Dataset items
+ + + + +
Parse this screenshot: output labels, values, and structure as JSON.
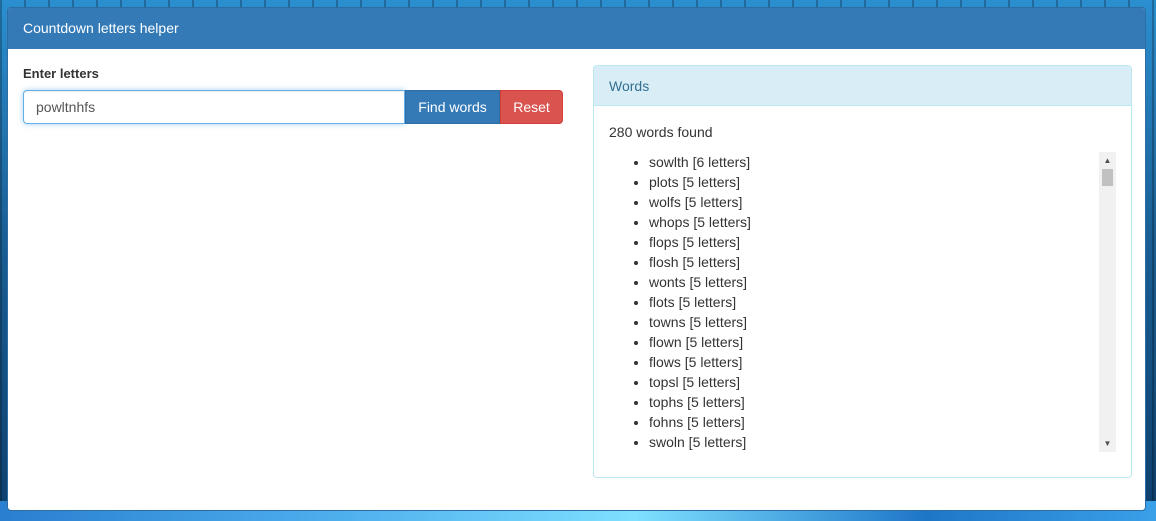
{
  "app": {
    "title": "Countdown letters helper"
  },
  "form": {
    "label": "Enter letters",
    "input_value": "powltnhfs",
    "find_label": "Find words",
    "reset_label": "Reset"
  },
  "words_panel": {
    "title": "Words",
    "count_text": "280 words found",
    "words": [
      "sowlth [6 letters]",
      "plots [5 letters]",
      "wolfs [5 letters]",
      "whops [5 letters]",
      "flops [5 letters]",
      "flosh [5 letters]",
      "wonts [5 letters]",
      "flots [5 letters]",
      "towns [5 letters]",
      "flown [5 letters]",
      "flows [5 letters]",
      "topsl [5 letters]",
      "tophs [5 letters]",
      "fohns [5 letters]",
      "swoln [5 letters]"
    ]
  },
  "scrollbar": {
    "up_icon": "▲",
    "down_icon": "▼"
  },
  "colors": {
    "primary": "#337ab7",
    "danger": "#d9534f",
    "info_bg": "#d9edf7",
    "info_text": "#31708f"
  }
}
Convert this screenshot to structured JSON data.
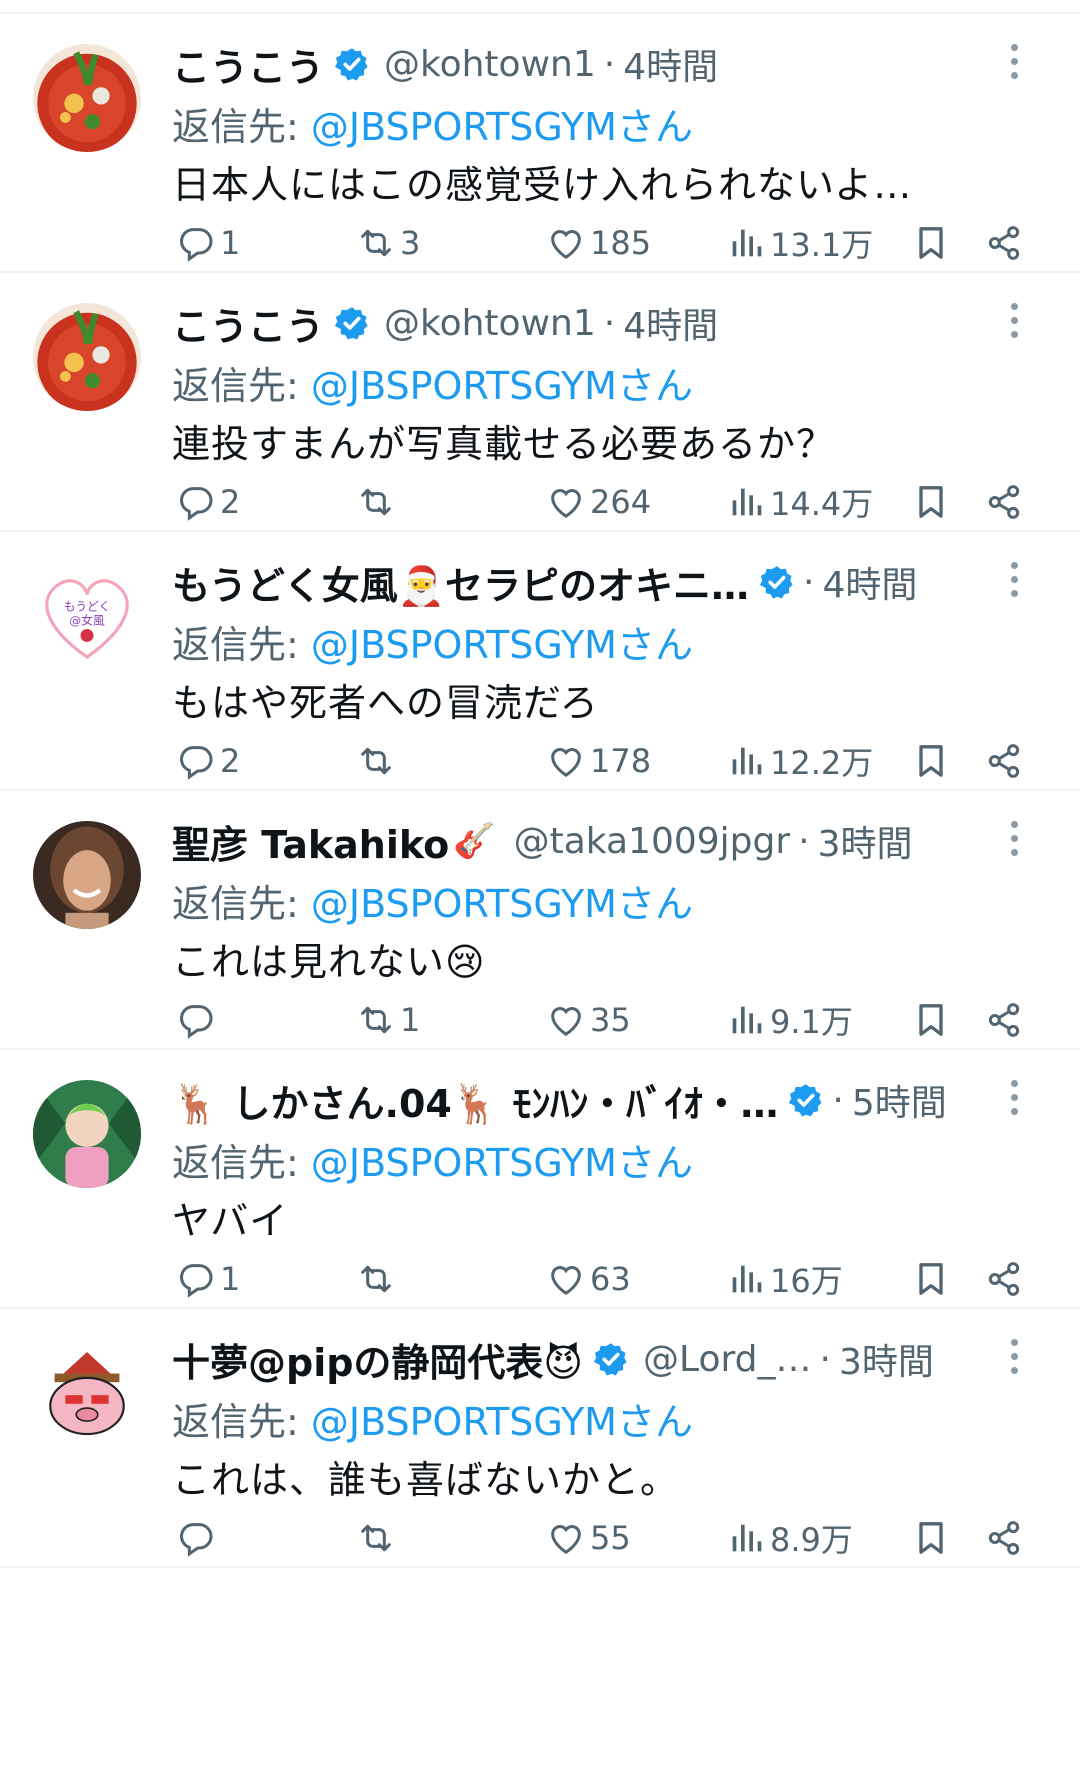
{
  "reply_prefix": "返信先: ",
  "tweets": [
    {
      "name": "こうこう",
      "name_emoji": "",
      "name_emoji2": "",
      "verified": true,
      "handle": "@kohtown1",
      "time": "4時間",
      "reply_to": "@JBSPORTSGYMさん",
      "text": "日本人にはこの感覚受け入れられないよ…",
      "replies": "1",
      "retweets": "3",
      "likes": "185",
      "views": "13.1万",
      "avatar": "food-bowl"
    },
    {
      "name": "こうこう",
      "name_emoji": "",
      "name_emoji2": "",
      "verified": true,
      "handle": "@kohtown1",
      "time": "4時間",
      "reply_to": "@JBSPORTSGYMさん",
      "text": "連投すまんが写真載せる必要あるか？",
      "replies": "2",
      "retweets": "",
      "likes": "264",
      "views": "14.4万",
      "avatar": "food-bowl"
    },
    {
      "name": "もうどく女風🎅セラピのオキニ…",
      "name_emoji": "",
      "name_emoji2": "",
      "verified": true,
      "handle": "",
      "time": "4時間",
      "reply_to": "@JBSPORTSGYMさん",
      "text": "もはや死者への冒涜だろ",
      "replies": "2",
      "retweets": "",
      "likes": "178",
      "views": "12.2万",
      "avatar": "heart-logo"
    },
    {
      "name": "聖彦 Takahiko",
      "name_emoji": "🎸",
      "name_emoji2": "",
      "verified": false,
      "handle": "@taka1009jpgr",
      "time": "3時間",
      "reply_to": "@JBSPORTSGYMさん",
      "text": "これは見れない😢",
      "replies": "",
      "retweets": "1",
      "likes": "35",
      "views": "9.1万",
      "avatar": "portrait"
    },
    {
      "name": "🦌 しかさん.04🦌 ﾓﾝﾊﾝ・ﾊﾞｲｵ・…",
      "name_emoji": "",
      "name_emoji2": "",
      "verified": true,
      "handle": "",
      "time": "5時間",
      "reply_to": "@JBSPORTSGYMさん",
      "text": "ヤバイ",
      "replies": "1",
      "retweets": "",
      "likes": "63",
      "views": "16万",
      "avatar": "anime"
    },
    {
      "name": "十夢@pipの静岡代表😈",
      "name_emoji": "",
      "name_emoji2": "",
      "verified": true,
      "handle": "@Lord_…",
      "time": "3時間",
      "reply_to": "@JBSPORTSGYMさん",
      "text": "これは、誰も喜ばないかと。",
      "replies": "",
      "retweets": "",
      "likes": "55",
      "views": "8.9万",
      "avatar": "pig-character"
    }
  ],
  "colors": {
    "accent": "#1d9bf0",
    "muted": "#536471",
    "text": "#0f1419",
    "divider": "#eff3f4"
  },
  "icons": [
    "reply-icon",
    "retweet-icon",
    "like-icon",
    "views-icon",
    "bookmark-icon",
    "share-icon",
    "more-icon",
    "verified-icon"
  ]
}
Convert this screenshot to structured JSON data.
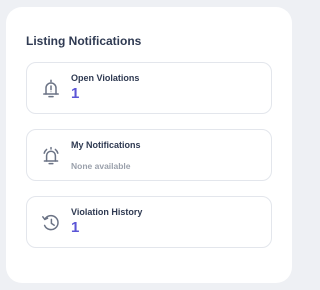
{
  "panel": {
    "title": "Listing Notifications"
  },
  "cards": [
    {
      "icon": "bell-alert-icon",
      "label": "Open Violations",
      "value": "1"
    },
    {
      "icon": "bell-ringing-icon",
      "label": "My Notifications",
      "subtext": "None available"
    },
    {
      "icon": "history-icon",
      "label": "Violation History",
      "value": "1"
    }
  ],
  "colors": {
    "accent": "#5b55d6",
    "title_text": "#2f3a52",
    "muted_text": "#9aa0ab",
    "icon": "#6b7385",
    "card_border": "#e3e6ec",
    "background": "#eef0f4"
  }
}
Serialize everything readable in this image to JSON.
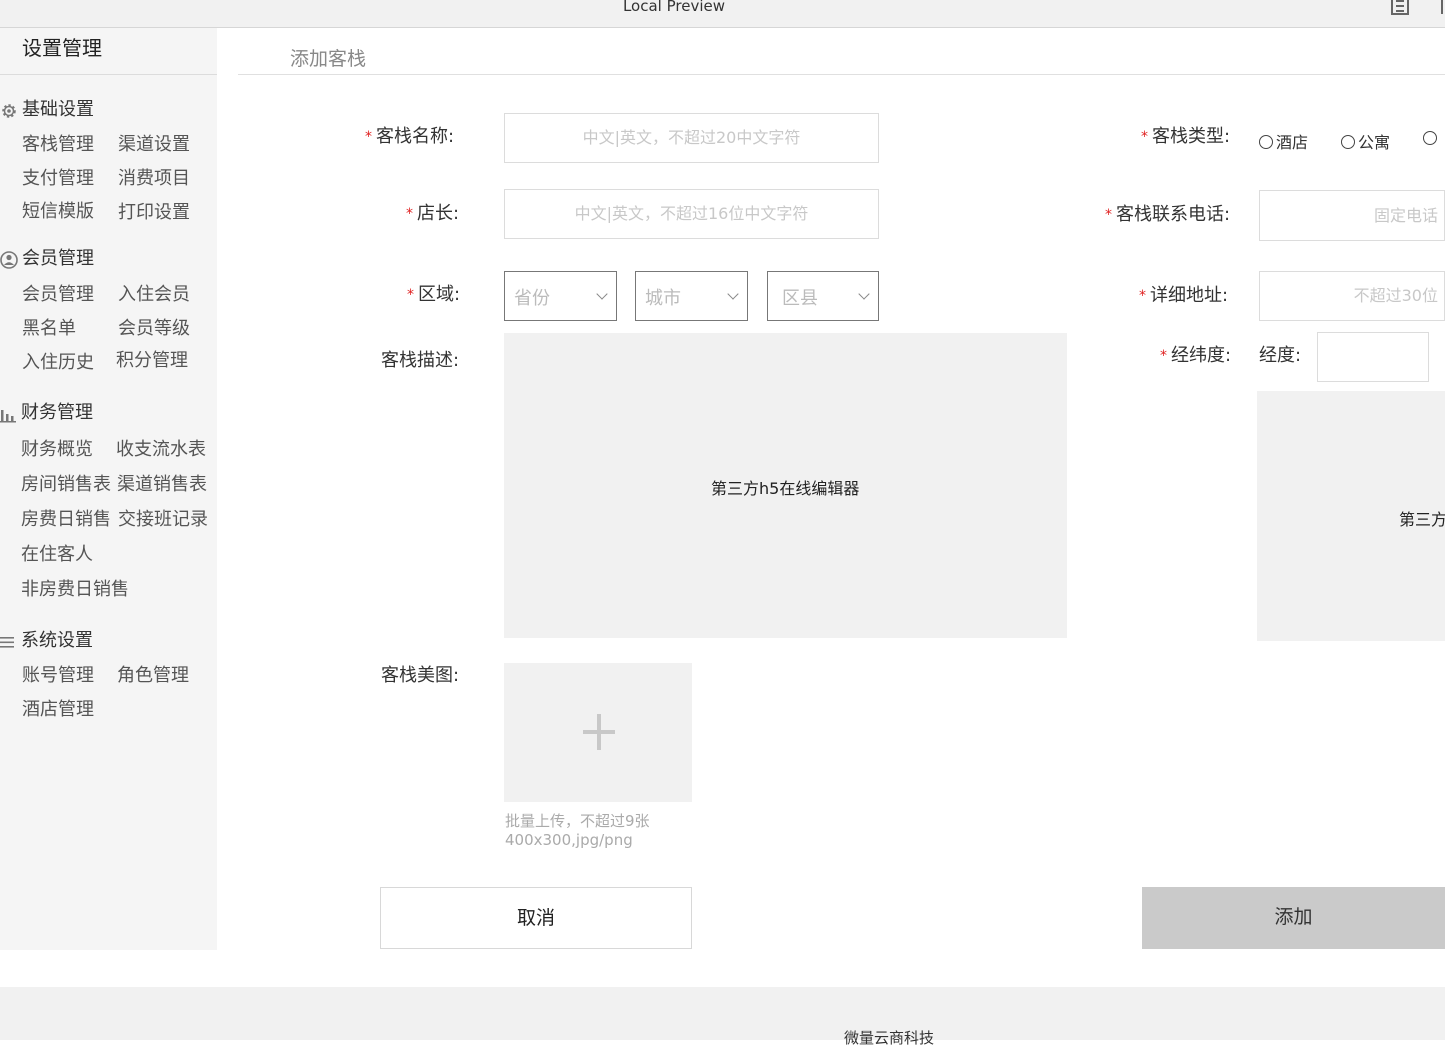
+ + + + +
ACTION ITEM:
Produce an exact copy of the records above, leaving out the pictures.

RESPONSE TO THE EXERCISE:
Parse this screenshot: output labels, values, and structure as JSON.
{
  "app": {
    "title": "Countdown letters helper"
  },
  "form": {
    "label": "Enter letters",
    "input_value": "powltnhfs",
    "find_label": "Find words",
    "reset_label": "Reset"
  },
  "words_panel": {
    "title": "Words",
    "count_text": "280 words found",
    "words": [
      "sowlth [6 letters]",
      "plots [5 letters]",
      "wolfs [5 letters]",
      "whops [5 letters]",
      "flops [5 letters]",
      "flosh [5 letters]",
      "wonts [5 letters]",
      "flots [5 letters]",
      "towns [5 letters]",
      "flown [5 letters]",
      "flows [5 letters]",
      "topsl [5 letters]",
      "tophs [5 letters]",
      "fohns [5 letters]",
      "swoln [5 letters]"
    ]
  },
  "scrollbar": {
    "up_icon": "▲",
    "down_icon": "▼"
  },
  "colors": {
    "primary": "#337ab7",
    "danger": "#d9534f",
    "info_bg": "#d9edf7",
    "info_text": "#31708f"
  }
}
Convert this screenshot to structured JSON data.
{
  "reply_prefix": "返信先: ",
  "tweets": [
    {
      "name": "こうこう",
      "name_emoji": "",
      "name_emoji2": "",
      "verified": true,
      "handle": "@kohtown1",
      "time": "4時間",
      "reply_to": "@JBSPORTSGYMさん",
      "text": "日本人にはこの感覚受け入れられないよ…",
      "replies": "1",
      "retweets": "3",
      "likes": "185",
      "views": "13.1万",
      "avatar": "food-bowl"
    },
    {
      "name": "こうこう",
      "name_emoji": "",
      "name_emoji2": "",
      "verified": true,
      "handle": "@kohtown1",
      "time": "4時間",
      "reply_to": "@JBSPORTSGYMさん",
      "text": "連投すまんが写真載せる必要あるか？",
      "replies": "2",
      "retweets": "",
      "likes": "264",
      "views": "14.4万",
      "avatar": "food-bowl"
    },
    {
      "name": "もうどく女風🎅セラピのオキニ…",
      "name_emoji": "",
      "name_emoji2": "",
      "verified": true,
      "handle": "",
      "time": "4時間",
      "reply_to": "@JBSPORTSGYMさん",
      "text": "もはや死者への冒涜だろ",
      "replies": "2",
      "retweets": "",
      "likes": "178",
      "views": "12.2万",
      "avatar": "heart-logo"
    },
    {
      "name": "聖彦 Takahiko",
      "name_emoji": "🎸",
      "name_emoji2": "",
      "verified": false,
      "handle": "@taka1009jpgr",
      "time": "3時間",
      "reply_to": "@JBSPORTSGYMさん",
      "text": "これは見れない😢",
      "replies": "",
      "retweets": "1",
      "likes": "35",
      "views": "9.1万",
      "avatar": "portrait"
    },
    {
      "name": "🦌 しかさん.04🦌 ﾓﾝﾊﾝ・ﾊﾞｲｵ・…",
      "name_emoji": "",
      "name_emoji2": "",
      "verified": true,
      "handle": "",
      "time": "5時間",
      "reply_to": "@JBSPORTSGYMさん",
      "text": "ヤバイ",
      "replies": "1",
      "retweets": "",
      "likes": "63",
      "views": "16万",
      "avatar": "anime"
    },
    {
      "name": "十夢@pipの静岡代表😈",
      "name_emoji": "",
      "name_emoji2": "",
      "verified": true,
      "handle": "@Lord_…",
      "time": "3時間",
      "reply_to": "@JBSPORTSGYMさん",
      "text": "これは、誰も喜ばないかと。",
      "replies": "",
      "retweets": "",
      "likes": "55",
      "views": "8.9万",
      "avatar": "pig-character"
    }
  ],
  "colors": {
    "accent": "#1d9bf0",
    "muted": "#536471",
    "text": "#0f1419",
    "divider": "#eff3f4"
  },
  "icons": [
    "reply-icon",
    "retweet-icon",
    "like-icon",
    "views-icon",
    "bookmark-icon",
    "share-icon",
    "more-icon",
    "verified-icon"
  ]
}
Convert this screenshot to structured JSON data.
{
  "panel": {
    "title": "Listing Notifications"
  },
  "cards": [
    {
      "icon": "bell-alert-icon",
      "label": "Open Violations",
      "value": "1"
    },
    {
      "icon": "bell-ringing-icon",
      "label": "My Notifications",
      "subtext": "None available"
    },
    {
      "icon": "history-icon",
      "label": "Violation History",
      "value": "1"
    }
  ],
  "colors": {
    "accent": "#5b55d6",
    "title_text": "#2f3a52",
    "muted_text": "#9aa0ab",
    "icon": "#6b7385",
    "card_border": "#e3e6ec",
    "background": "#eef0f4"
  }
}
Serialize everything readable in this image to JSON.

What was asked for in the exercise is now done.